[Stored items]
┌──
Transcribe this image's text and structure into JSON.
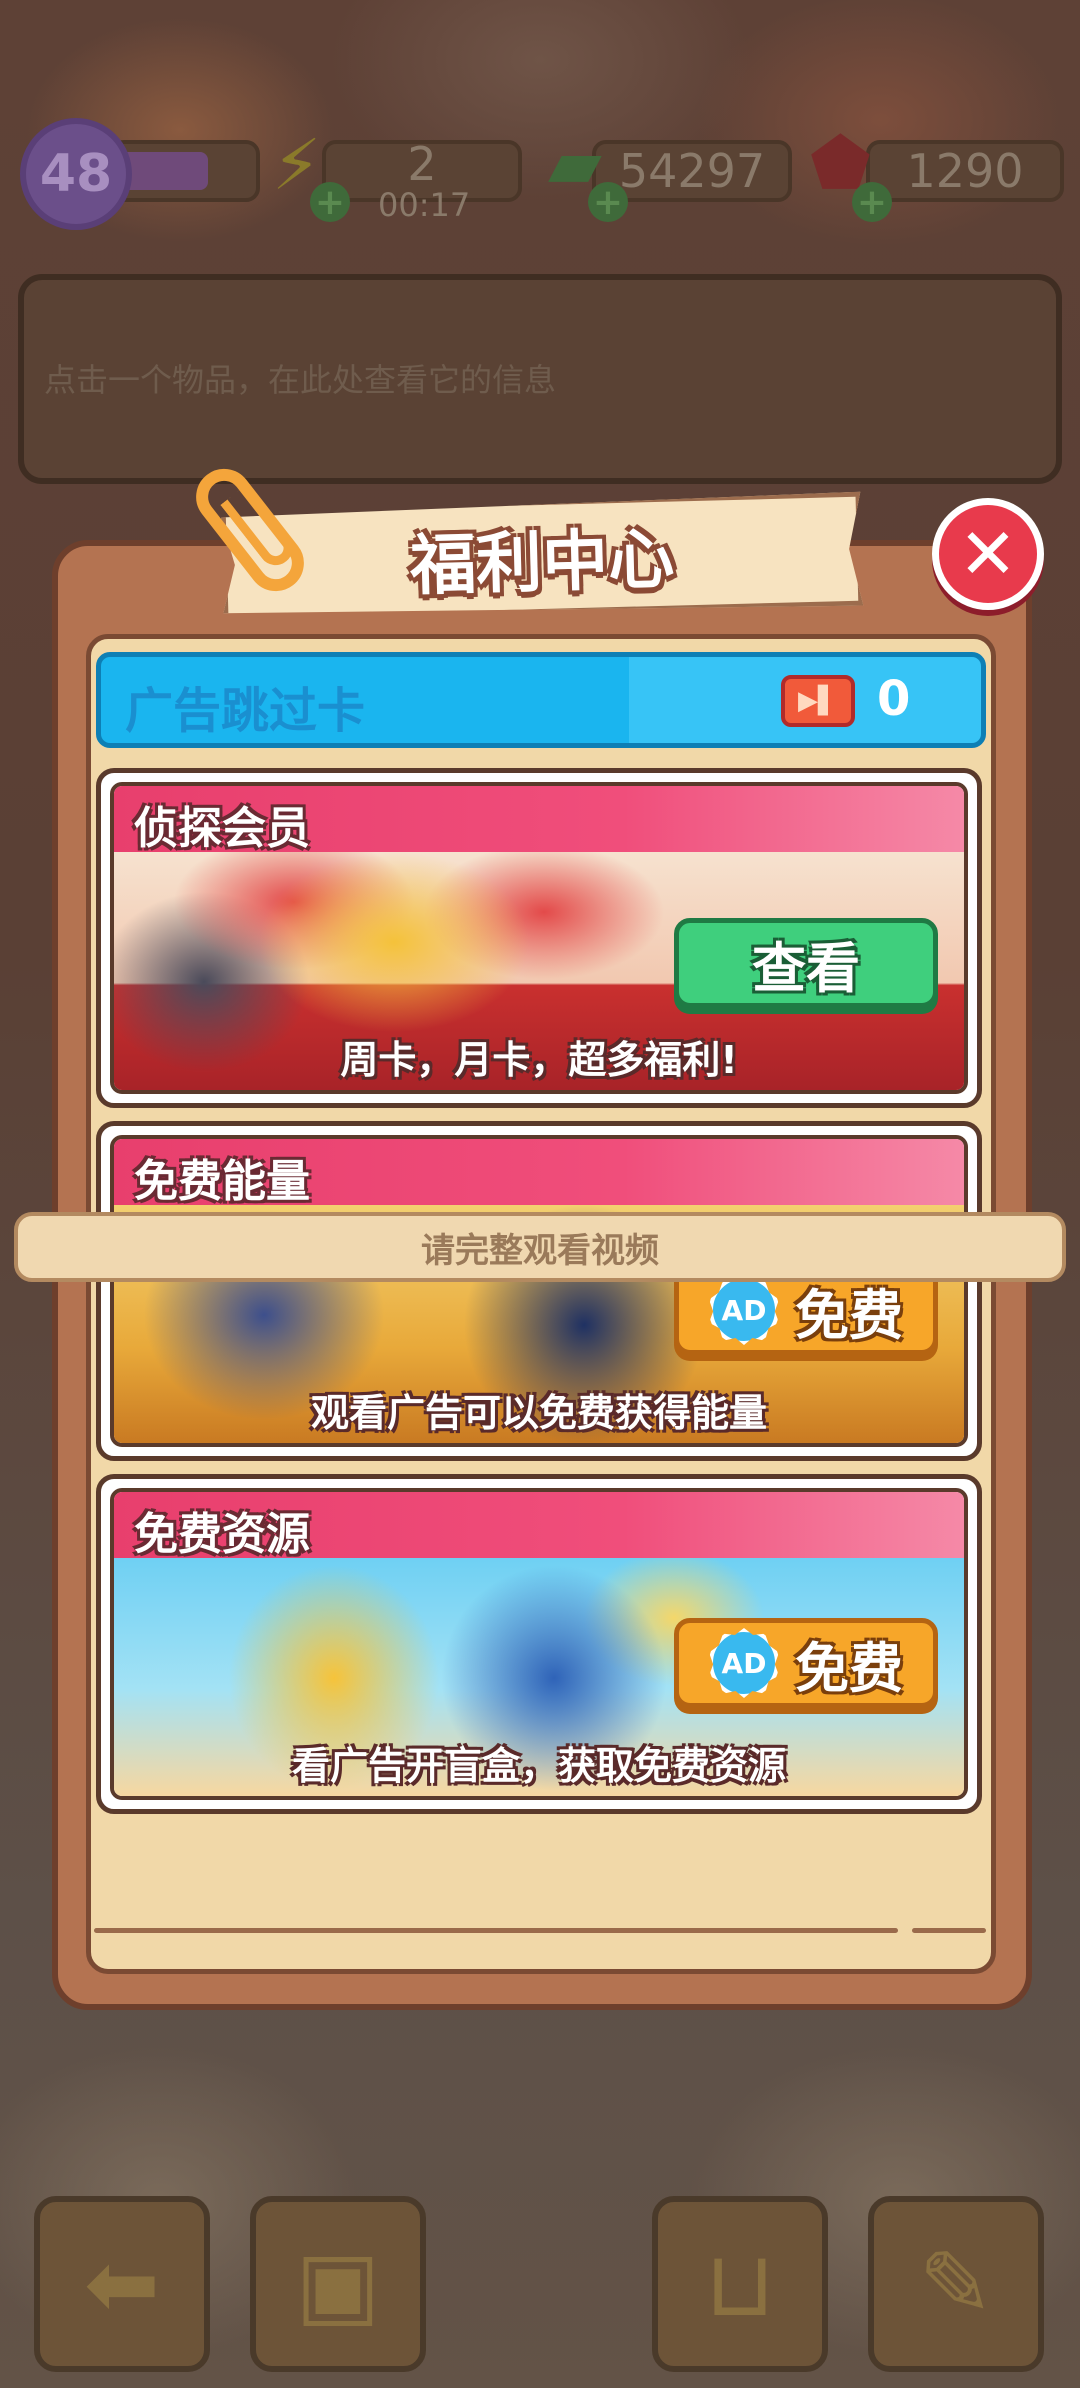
{
  "hud": {
    "level": "48",
    "energy": "2",
    "energy_timer": "00:17",
    "cash": "54297",
    "gems": "1290"
  },
  "info_panel": {
    "text": "点击一个物品，在此处查看它的信息"
  },
  "modal": {
    "title": "福利中心",
    "skip_card": {
      "label": "广告跳过卡",
      "count": "0"
    },
    "cards": [
      {
        "title": "侦探会员",
        "description": "周卡，月卡，超多福利!",
        "button_label": "查看",
        "button_color": "#3fcf7d"
      },
      {
        "title": "免费能量",
        "description": "观看广告可以免费获得能量",
        "button_label": "免费",
        "button_badge": "AD",
        "button_color": "#f7a629"
      },
      {
        "title": "免费资源",
        "description": "看广告开盲盒，获取免费资源",
        "button_label": "免费",
        "button_badge": "AD",
        "button_color": "#f7a629"
      }
    ]
  },
  "toast": {
    "text": "请完整观看视频"
  },
  "toolbar": {
    "items": [
      {
        "icon": "back-arrow-icon"
      },
      {
        "icon": "backpack-icon"
      },
      {
        "icon": "shop-basket-icon"
      },
      {
        "icon": "clipboard-icon"
      }
    ]
  }
}
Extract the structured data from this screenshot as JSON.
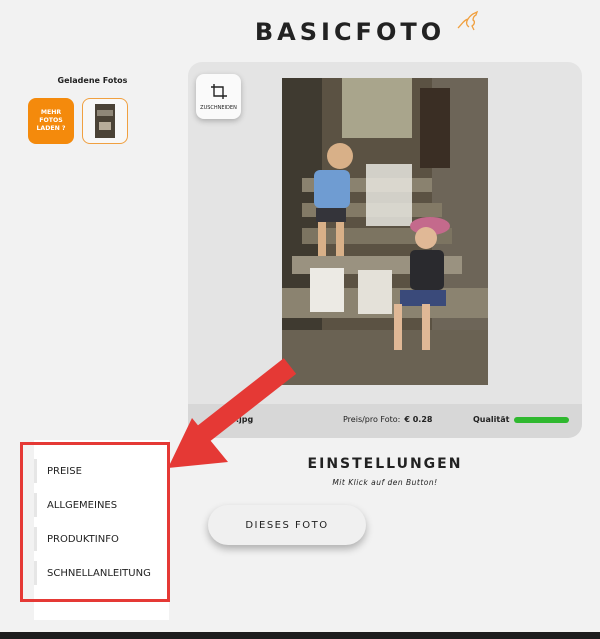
{
  "header": {
    "logo": "BASICFOTO",
    "logo_mark_icon": "kangaroo-icon"
  },
  "sidebar": {
    "title": "Geladene Fotos",
    "more_button": "MEHR\nFOTOS\nLADEN ?"
  },
  "editor": {
    "crop_label": "ZUSCHNEIDEN",
    "file_name": ".jpg",
    "price_label": "Preis/pro Foto:",
    "price_value": "€ 0.28",
    "quality_label": "Qualität",
    "quality_level": 1.0
  },
  "settings": {
    "title": "EINSTELLUNGEN",
    "subtitle": "Mit Klick auf den Button!",
    "photo_button": "DIESES FOTO"
  },
  "menu": {
    "items": [
      {
        "label": "PREISE"
      },
      {
        "label": "ALLGEMEINES"
      },
      {
        "label": "PRODUKTINFO"
      },
      {
        "label": "SCHNELLANLEITUNG"
      }
    ]
  },
  "colors": {
    "accent": "#f48a0c",
    "quality": "#2fb82f",
    "highlight": "#e53935"
  }
}
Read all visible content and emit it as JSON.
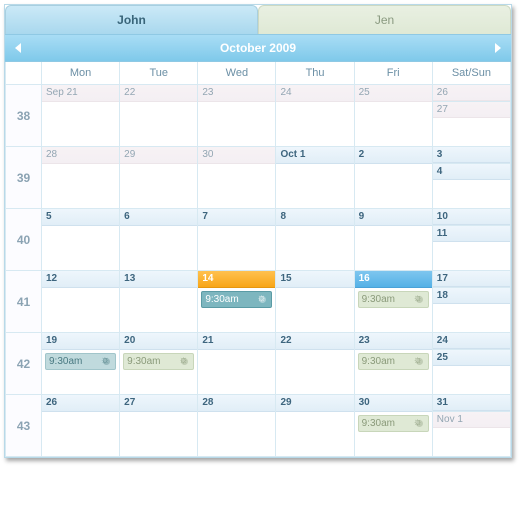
{
  "tabs": [
    {
      "label": "John",
      "active": true
    },
    {
      "label": "Jen",
      "active": false
    }
  ],
  "header": {
    "title": "October 2009"
  },
  "dayHeaders": [
    "Mon",
    "Tue",
    "Wed",
    "Thu",
    "Fri",
    "Sat/Sun"
  ],
  "weeks": [
    {
      "num": "38",
      "days": [
        {
          "label": "Sep 21",
          "in": false
        },
        {
          "label": "22",
          "in": false
        },
        {
          "label": "23",
          "in": false
        },
        {
          "label": "24",
          "in": false
        },
        {
          "label": "25",
          "in": false
        }
      ],
      "sat": {
        "label": "26",
        "in": false
      },
      "sun": {
        "label": "27",
        "in": false
      }
    },
    {
      "num": "39",
      "days": [
        {
          "label": "28",
          "in": false
        },
        {
          "label": "29",
          "in": false
        },
        {
          "label": "30",
          "in": false
        },
        {
          "label": "Oct 1",
          "in": true
        },
        {
          "label": "2",
          "in": true
        }
      ],
      "sat": {
        "label": "3",
        "in": true
      },
      "sun": {
        "label": "4",
        "in": true
      }
    },
    {
      "num": "40",
      "days": [
        {
          "label": "5",
          "in": true
        },
        {
          "label": "6",
          "in": true
        },
        {
          "label": "7",
          "in": true
        },
        {
          "label": "8",
          "in": true
        },
        {
          "label": "9",
          "in": true
        }
      ],
      "sat": {
        "label": "10",
        "in": true
      },
      "sun": {
        "label": "11",
        "in": true
      }
    },
    {
      "num": "41",
      "days": [
        {
          "label": "12",
          "in": true
        },
        {
          "label": "13",
          "in": true
        },
        {
          "label": "14",
          "in": true,
          "today": true,
          "events": [
            {
              "time": "9:30am",
              "owner": "john"
            }
          ]
        },
        {
          "label": "15",
          "in": true
        },
        {
          "label": "16",
          "in": true,
          "selected": true,
          "events": [
            {
              "time": "9:30am",
              "owner": "jen"
            }
          ]
        }
      ],
      "sat": {
        "label": "17",
        "in": true
      },
      "sun": {
        "label": "18",
        "in": true
      }
    },
    {
      "num": "42",
      "days": [
        {
          "label": "19",
          "in": true,
          "events": [
            {
              "time": "9:30am",
              "owner": "john",
              "style": "light"
            }
          ]
        },
        {
          "label": "20",
          "in": true,
          "events": [
            {
              "time": "9:30am",
              "owner": "jen"
            }
          ]
        },
        {
          "label": "21",
          "in": true
        },
        {
          "label": "22",
          "in": true
        },
        {
          "label": "23",
          "in": true,
          "events": [
            {
              "time": "9:30am",
              "owner": "jen"
            }
          ]
        }
      ],
      "sat": {
        "label": "24",
        "in": true
      },
      "sun": {
        "label": "25",
        "in": true
      }
    },
    {
      "num": "43",
      "days": [
        {
          "label": "26",
          "in": true
        },
        {
          "label": "27",
          "in": true
        },
        {
          "label": "28",
          "in": true
        },
        {
          "label": "29",
          "in": true
        },
        {
          "label": "30",
          "in": true,
          "events": [
            {
              "time": "9:30am",
              "owner": "jen"
            }
          ]
        }
      ],
      "sat": {
        "label": "31",
        "in": true
      },
      "sun": {
        "label": "Nov 1",
        "in": false
      }
    }
  ]
}
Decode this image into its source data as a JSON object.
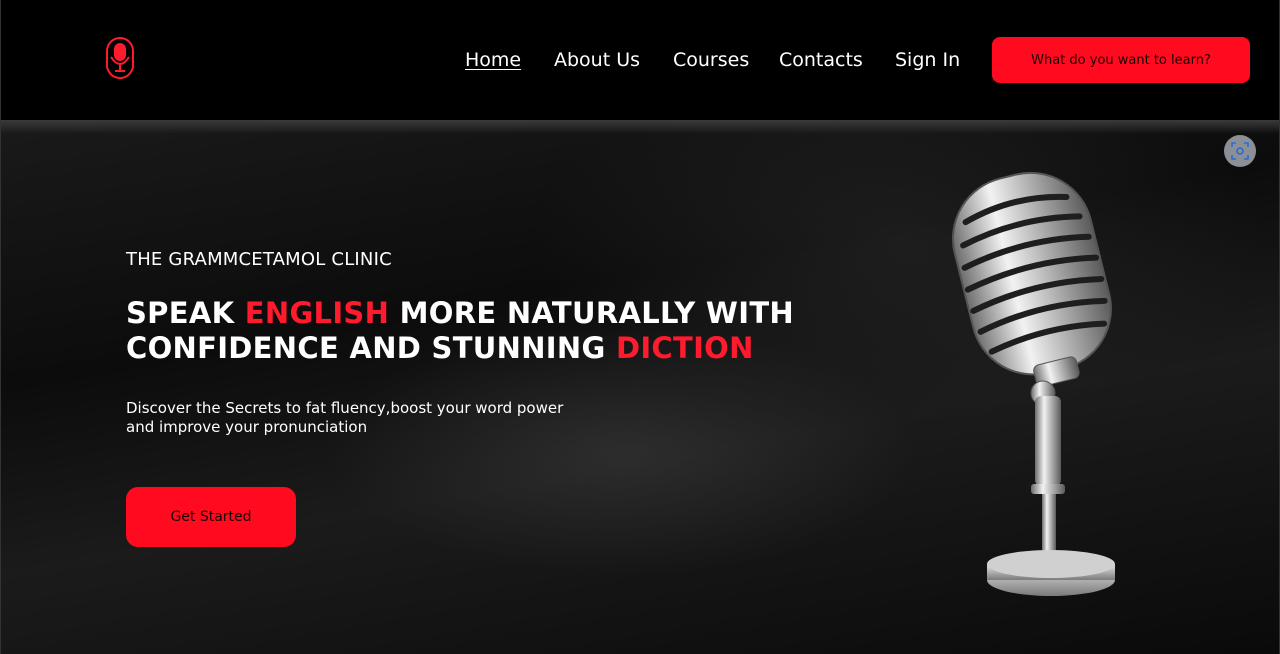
{
  "nav": {
    "links": [
      "Home",
      "About Us",
      "Courses",
      "Contacts",
      "Sign In"
    ],
    "cta_label": "What do you want to learn?"
  },
  "hero": {
    "eyebrow": "THE GRAMMCETAMOL CLINIC",
    "headline_parts": {
      "p1": "SPEAK ",
      "p2": "ENGLISH",
      "p3": " MORE NATURALLY WITH",
      "p4": "CONFIDENCE AND STUNNING ",
      "p5": "DICTION"
    },
    "subtext_line1": "Discover the Secrets to fat fluency,boost your word power",
    "subtext_line2": "and improve your pronunciation",
    "button_label": "Get Started"
  },
  "colors": {
    "accent": "#ff0a1f",
    "background": "#000000"
  },
  "icons": {
    "logo": "microphone-logo-icon",
    "screenshot": "screen-capture-icon",
    "hero_image": "microphone-image"
  }
}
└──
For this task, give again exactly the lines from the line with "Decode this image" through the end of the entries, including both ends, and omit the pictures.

Decode this image into its source data as a JSON object.
{
  "nav": {
    "links": [
      "Home",
      "About Us",
      "Courses",
      "Contacts",
      "Sign In"
    ],
    "cta_label": "What do you want to learn?"
  },
  "hero": {
    "eyebrow": "THE GRAMMCETAMOL CLINIC",
    "headline_parts": {
      "p1": "SPEAK ",
      "p2": "ENGLISH",
      "p3": " MORE NATURALLY WITH",
      "p4": "CONFIDENCE AND STUNNING ",
      "p5": "DICTION"
    },
    "subtext_line1": "Discover the Secrets to fat fluency,boost your word power",
    "subtext_line2": "and improve your pronunciation",
    "button_label": "Get Started"
  },
  "colors": {
    "accent": "#ff0a1f",
    "background": "#000000"
  },
  "icons": {
    "logo": "microphone-logo-icon",
    "screenshot": "screen-capture-icon",
    "hero_image": "microphone-image"
  }
}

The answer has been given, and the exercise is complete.